> [The records]:
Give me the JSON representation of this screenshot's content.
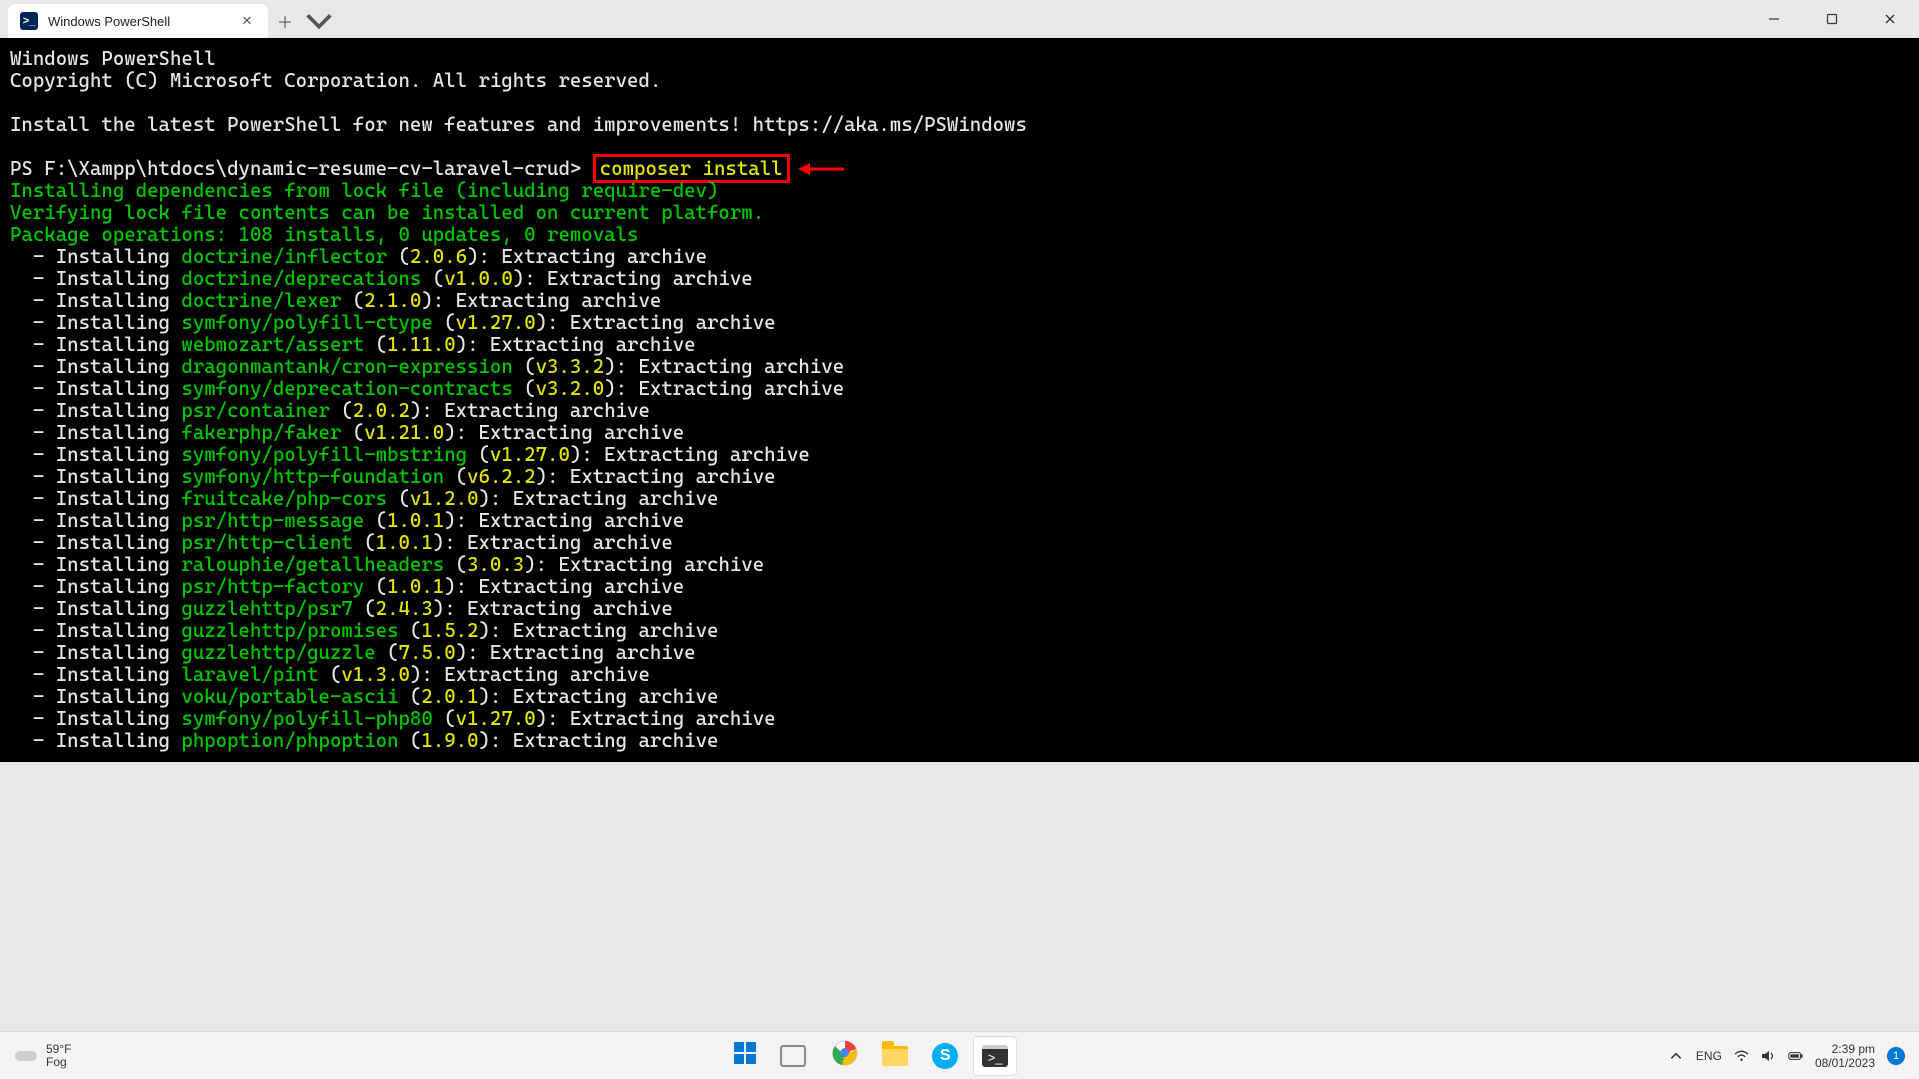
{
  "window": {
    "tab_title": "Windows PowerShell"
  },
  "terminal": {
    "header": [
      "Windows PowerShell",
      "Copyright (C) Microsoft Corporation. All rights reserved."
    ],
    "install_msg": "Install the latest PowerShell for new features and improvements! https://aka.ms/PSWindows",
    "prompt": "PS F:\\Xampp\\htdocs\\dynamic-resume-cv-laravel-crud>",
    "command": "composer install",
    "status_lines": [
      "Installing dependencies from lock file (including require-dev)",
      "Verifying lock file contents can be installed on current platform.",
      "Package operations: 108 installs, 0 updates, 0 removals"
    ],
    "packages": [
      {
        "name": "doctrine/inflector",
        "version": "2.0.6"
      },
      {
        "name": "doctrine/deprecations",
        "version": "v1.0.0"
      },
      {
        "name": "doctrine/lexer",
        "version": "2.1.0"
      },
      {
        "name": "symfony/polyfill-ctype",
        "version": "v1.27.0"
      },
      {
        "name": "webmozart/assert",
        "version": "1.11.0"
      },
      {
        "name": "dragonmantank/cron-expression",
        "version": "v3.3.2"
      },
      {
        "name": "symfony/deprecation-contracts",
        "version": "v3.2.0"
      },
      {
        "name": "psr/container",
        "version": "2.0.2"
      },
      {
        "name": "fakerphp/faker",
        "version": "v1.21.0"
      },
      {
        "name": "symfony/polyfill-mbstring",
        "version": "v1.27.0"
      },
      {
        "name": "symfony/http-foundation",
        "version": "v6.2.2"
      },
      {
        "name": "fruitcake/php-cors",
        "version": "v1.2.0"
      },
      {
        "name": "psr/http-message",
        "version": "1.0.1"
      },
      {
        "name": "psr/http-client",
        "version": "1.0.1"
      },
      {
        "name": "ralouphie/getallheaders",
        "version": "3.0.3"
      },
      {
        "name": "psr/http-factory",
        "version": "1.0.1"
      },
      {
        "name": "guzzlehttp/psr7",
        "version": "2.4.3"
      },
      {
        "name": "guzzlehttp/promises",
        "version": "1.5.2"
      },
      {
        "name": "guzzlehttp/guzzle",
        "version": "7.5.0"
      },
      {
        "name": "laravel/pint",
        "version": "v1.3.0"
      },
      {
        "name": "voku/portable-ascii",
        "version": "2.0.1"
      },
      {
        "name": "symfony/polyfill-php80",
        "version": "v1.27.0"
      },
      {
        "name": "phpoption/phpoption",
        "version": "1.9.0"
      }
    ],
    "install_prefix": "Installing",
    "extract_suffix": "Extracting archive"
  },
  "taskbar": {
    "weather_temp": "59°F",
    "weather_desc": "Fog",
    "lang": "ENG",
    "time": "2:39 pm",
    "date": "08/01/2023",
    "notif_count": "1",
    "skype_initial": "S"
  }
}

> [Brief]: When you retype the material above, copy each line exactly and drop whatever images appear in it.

> [Result of this task]:
Give me the JSON representation of this screenshot's content.
{
  "window": {
    "tab_title": "Windows PowerShell"
  },
  "terminal": {
    "header": [
      "Windows PowerShell",
      "Copyright (C) Microsoft Corporation. All rights reserved."
    ],
    "install_msg": "Install the latest PowerShell for new features and improvements! https://aka.ms/PSWindows",
    "prompt": "PS F:\\Xampp\\htdocs\\dynamic-resume-cv-laravel-crud>",
    "command": "composer install",
    "status_lines": [
      "Installing dependencies from lock file (including require-dev)",
      "Verifying lock file contents can be installed on current platform.",
      "Package operations: 108 installs, 0 updates, 0 removals"
    ],
    "packages": [
      {
        "name": "doctrine/inflector",
        "version": "2.0.6"
      },
      {
        "name": "doctrine/deprecations",
        "version": "v1.0.0"
      },
      {
        "name": "doctrine/lexer",
        "version": "2.1.0"
      },
      {
        "name": "symfony/polyfill-ctype",
        "version": "v1.27.0"
      },
      {
        "name": "webmozart/assert",
        "version": "1.11.0"
      },
      {
        "name": "dragonmantank/cron-expression",
        "version": "v3.3.2"
      },
      {
        "name": "symfony/deprecation-contracts",
        "version": "v3.2.0"
      },
      {
        "name": "psr/container",
        "version": "2.0.2"
      },
      {
        "name": "fakerphp/faker",
        "version": "v1.21.0"
      },
      {
        "name": "symfony/polyfill-mbstring",
        "version": "v1.27.0"
      },
      {
        "name": "symfony/http-foundation",
        "version": "v6.2.2"
      },
      {
        "name": "fruitcake/php-cors",
        "version": "v1.2.0"
      },
      {
        "name": "psr/http-message",
        "version": "1.0.1"
      },
      {
        "name": "psr/http-client",
        "version": "1.0.1"
      },
      {
        "name": "ralouphie/getallheaders",
        "version": "3.0.3"
      },
      {
        "name": "psr/http-factory",
        "version": "1.0.1"
      },
      {
        "name": "guzzlehttp/psr7",
        "version": "2.4.3"
      },
      {
        "name": "guzzlehttp/promises",
        "version": "1.5.2"
      },
      {
        "name": "guzzlehttp/guzzle",
        "version": "7.5.0"
      },
      {
        "name": "laravel/pint",
        "version": "v1.3.0"
      },
      {
        "name": "voku/portable-ascii",
        "version": "2.0.1"
      },
      {
        "name": "symfony/polyfill-php80",
        "version": "v1.27.0"
      },
      {
        "name": "phpoption/phpoption",
        "version": "1.9.0"
      }
    ],
    "install_prefix": "Installing",
    "extract_suffix": "Extracting archive"
  },
  "taskbar": {
    "weather_temp": "59°F",
    "weather_desc": "Fog",
    "lang": "ENG",
    "time": "2:39 pm",
    "date": "08/01/2023",
    "notif_count": "1",
    "skype_initial": "S"
  }
}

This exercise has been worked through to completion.